Tue 06 February 2018
Paul Fitzpatrick, director of estates and facilities at Aintree University Hospital Foundation Trust, has suggested that Liverpool can transform its healthcare delivery by streamlining the city’s care services and encouraging collaboration between them.
His expert insight was heard at Professional Liverpool’s ‘The Challenge of Managing the NHS Estate During Austerity’ event, which drew a large audience of professionals from across the Liverpool City Region and the North West.
NHS services in Merseyside, and throughout the UK, are facing austerity, with Aintree Hospital facing a £7 million deficit. Although, the NHS received a record £124 billion budget this year, in real terms this equates to a 0.3% reduction in NHS funding per person due to population growth and increased demand.
Fitzpatrick told the audience: “Liverpool is not a typical city when it comes to healthcare. It has a lot of specialist trusts, such as women’s, as well as specialist heart and chest and neuro hospitals.
“With multiple trusts, comes different ways of working, meaning that medical procedures and associated building maintenance costs can differ across the hospitals, even though some may be offering the same service.
“At a primary care level, there are currently 93 General Practices spread across 84 buildings, but if we could invest in new buildings to house more of these services in larger hubs, we could benefit from greater economies of scale, deliver a uniform service and reduce building maintenance costs. However, of course, at present, there isn’t the budget to make this a reality.”
While current resources will not allow some services to be rehoused under one roof, hospital reconfiguration has already begun in Liverpool, with multiple hospitals working together to deliver a single, streamlined services across more than one site. For example, The Walton Centre, Aintree and The Royal hospitals will oversee the major trauma and orthopaedic services, while The Royal and The Walton Centre will collaborate on spinal surgery delivery.
To maintain a high level of care despite austerity, the NHS is developing a Neighbourhood Community Care Model, which will aim to give patients better access to local GPs and community health services, as well as moving towards a greater delivery of out of hospital care.
Once open, the new Royal Liverpool University Hospital will have 100 less beds and capacity for 60,000 fewer outpatients than the existing building. Fitzpatrick explained at the Professional Liverpool event that: The new development is one example of the vision for out of hospital care being essential due to a change in the estate.
“With a reduced bed capacity, more services will therefore be provided out of hospital, meaning more high-quality community buildings will be needed, requiring a cross-department commitment to neighbourhood services. We need to stop spending on old smaller sites and invest in the new, for the long term.”
To raise the funds for such investment, Paul highlighted the possibility of the NHS selling land for development.
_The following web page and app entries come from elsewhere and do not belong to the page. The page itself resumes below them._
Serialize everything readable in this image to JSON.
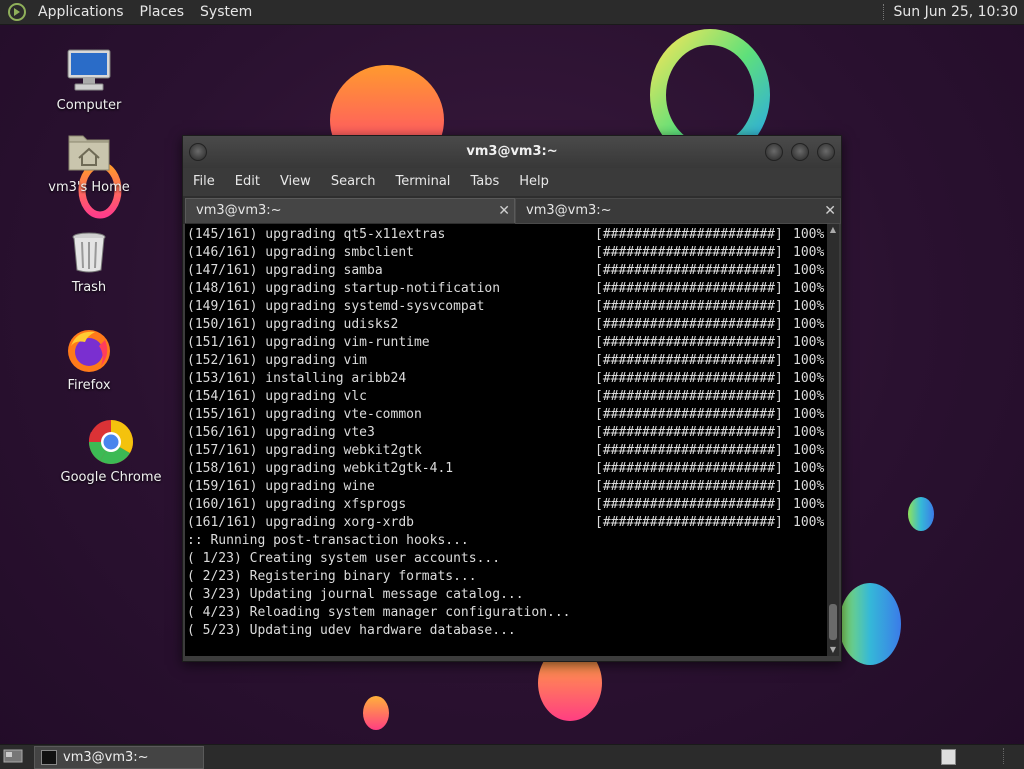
{
  "top_panel": {
    "menus": [
      "Applications",
      "Places",
      "System"
    ],
    "clock": "Sun Jun 25, 10:30"
  },
  "desktop": {
    "icons": [
      {
        "label": "Computer",
        "icon": "computer-icon"
      },
      {
        "label": "vm3's Home",
        "icon": "home-folder-icon"
      },
      {
        "label": "Trash",
        "icon": "trash-icon"
      },
      {
        "label": "Firefox",
        "icon": "firefox-icon"
      },
      {
        "label": "Google Chrome",
        "icon": "chrome-icon"
      }
    ]
  },
  "window": {
    "title": "vm3@vm3:~",
    "menus": [
      "File",
      "Edit",
      "View",
      "Search",
      "Terminal",
      "Tabs",
      "Help"
    ],
    "tabs": [
      {
        "label": "vm3@vm3:~",
        "active": true
      },
      {
        "label": "vm3@vm3:~",
        "active": false
      }
    ],
    "progress_bar": "[######################]",
    "progress_pct": "100%",
    "package_lines": [
      "(145/161) upgrading qt5-x11extras",
      "(146/161) upgrading smbclient",
      "(147/161) upgrading samba",
      "(148/161) upgrading startup-notification",
      "(149/161) upgrading systemd-sysvcompat",
      "(150/161) upgrading udisks2",
      "(151/161) upgrading vim-runtime",
      "(152/161) upgrading vim",
      "(153/161) installing aribb24",
      "(154/161) upgrading vlc",
      "(155/161) upgrading vte-common",
      "(156/161) upgrading vte3",
      "(157/161) upgrading webkit2gtk",
      "(158/161) upgrading webkit2gtk-4.1",
      "(159/161) upgrading wine",
      "(160/161) upgrading xfsprogs",
      "(161/161) upgrading xorg-xrdb"
    ],
    "hook_lines": [
      ":: Running post-transaction hooks...",
      "( 1/23) Creating system user accounts...",
      "( 2/23) Registering binary formats...",
      "( 3/23) Updating journal message catalog...",
      "( 4/23) Reloading system manager configuration...",
      "( 5/23) Updating udev hardware database..."
    ]
  },
  "taskbar": {
    "task_label": "vm3@vm3:~"
  }
}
“Although the sale of unused land to raise funds is an option for some Trusts, the key thing for me is that it isn’t just new houses that are built, for example.”, Fitzpatrick explained, “Along with those homes, I would hope to see more primary care facilities built, higher education provision, dementia care. It’s about creating real communities, not just gated housing developments which have no real impact on helping to alleviate the strain on our health service.”
Anne King, chair for Professional Liverpool’s health group, who chaired the event, said: “At Professional Liverpool, we’re not just about championing the work done by those in the city’s commercial and financial sectors, we also want to put a spotlight on the outstanding work being undertaken in the public sector too.
“Despite facing an extremely difficult climate, with continued austerity and cuts to services, an increasing number of us depend on our excellent health service and the care it provides. As ever, it was very valuable to hear Paul’s expert insight into the steps being taken to streamline the city’s medical services and encouraging to hear about the focus on collaboration. We look forward to inviting him to more Professional Liverpool events in the future.”
Paul became director of estates & facilities at Aintree University Hospital NHS Foundation Trust, a department that has a budget of circa £30 million and employs approximately 650 staff.
As part of the Healthy Liverpool Programme team, Paul has been working with many Liverpool Trusts Operational and Strategic Teams on the estates implications in support of the reconfiguration of clinical services across adult acute services and more widely the whole health economy.